By Ilana DeBare
You’d never guess it from the box-office-blockbuster Skyfall, but…
James Bond was a birder.
No, not the Daniel Craig, Pierce Brosnan, Sean Connery secret agent Bond. But the James Bond who was an eminent American ornithologist, an expert in Caribbean birds who wrote the definitive Birds of the West Indies field guide.
In fact, Ian Fleming named his secret-agent-Bond after the birder.
Ian Fleming, who was a keen bird watcher living in Jamaica, was familiar with Bond’s book, and chose the name of its author for the hero of Casino Royale in 1953, apparently because he wanted a name that sounded ‘as ordinary as possible’. Fleming wrote to the real Bond’s wife, “It struck me that this brief, unromantic, Anglo-Saxon and yet very masculine name was just what I needed, and so a second James Bond was born.”
Fleming initially used Bond’s name without permission, according to a 2008 article by Katherine Tweed in Audubon magazine. Apparently Bond didn’t notice until several years had passed — at which point his wife wrote a furious letter to Fleming. The novelist apologized and said he viewed Bond’s field guide as “one of my bibles.” He later invited the Bonds to stay at his Jamaican estate.
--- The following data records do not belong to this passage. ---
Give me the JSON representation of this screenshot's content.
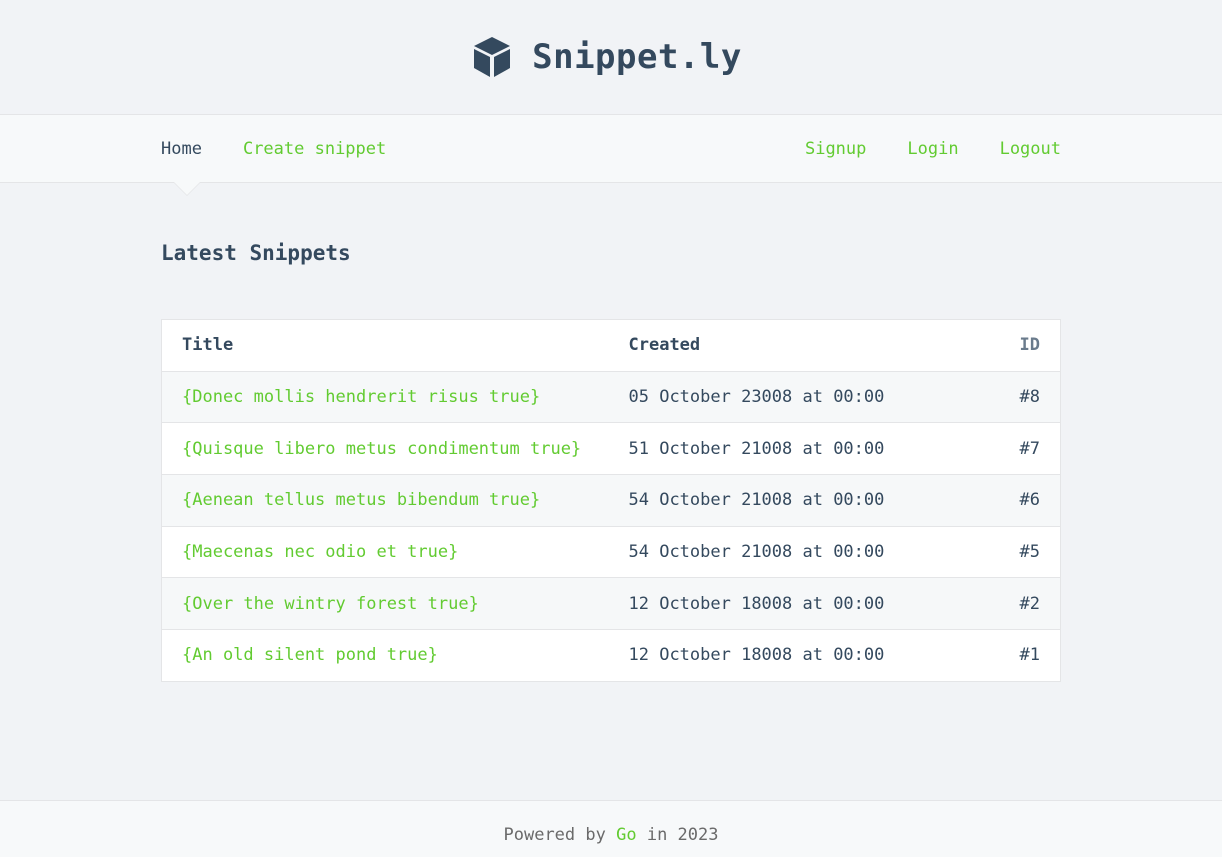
{
  "header": {
    "logo_icon": "cube-icon",
    "title": "Snippet.ly"
  },
  "nav": {
    "left": [
      {
        "label": "Home",
        "active": true
      },
      {
        "label": "Create snippet",
        "active": false
      }
    ],
    "right": [
      {
        "label": "Signup"
      },
      {
        "label": "Login"
      },
      {
        "label": "Logout"
      }
    ]
  },
  "main": {
    "title": "Latest Snippets",
    "table": {
      "columns": [
        "Title",
        "Created",
        "ID"
      ],
      "rows": [
        {
          "title": "{Donec mollis hendrerit risus true}",
          "created": "05 October 23008 at 00:00",
          "id": "#8"
        },
        {
          "title": "{Quisque libero metus condimentum true}",
          "created": "51 October 21008 at 00:00",
          "id": "#7"
        },
        {
          "title": "{Aenean tellus metus bibendum true}",
          "created": "54 October 21008 at 00:00",
          "id": "#6"
        },
        {
          "title": "{Maecenas nec odio et true}",
          "created": "54 October 21008 at 00:00",
          "id": "#5"
        },
        {
          "title": "{Over the wintry forest true}",
          "created": "12 October 18008 at 00:00",
          "id": "#2"
        },
        {
          "title": "{An old silent pond true}",
          "created": "12 October 18008 at 00:00",
          "id": "#1"
        }
      ]
    }
  },
  "footer": {
    "prefix": "Powered by",
    "link": "Go",
    "suffix": "in 2023"
  },
  "colors": {
    "accent": "#62cb31",
    "text": "#34495e",
    "background": "#f1f3f6"
  }
}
The real Bond was born in Philadelphia in 1900. His interest in natural history grew out of a trip taken by his father to the Amazon in 1911. Later he studied at Cambridge University, worked briefly as a banker, and then joined the staff of Philadelphia’s Academy of Natural Sciences, eventually becoming its curator of birds.
Since Bond first published his Birds of the West Indies in 1936, it has been reissued several times, including as a Peterson Guide. Bond died in Philadelphia in 1989.
Wikipedia notes that, “In his novel Dr. No, Fleming referenced Bond’s work by basing a large Ornithological Sanctuary on Dr. No’s island in the Bahamas.”
In the 2002 Bond film Die Another Day, the Pierce-Brosnan-Bond is seen examining Birds of the West Indies in an early scene that takes place in Cuba.
Later in that film, Brosnan introduces himself to the Halle Berry character as an ornithologist. It was, of course, a false identity.
But not quite as false as most movie viewers assumed.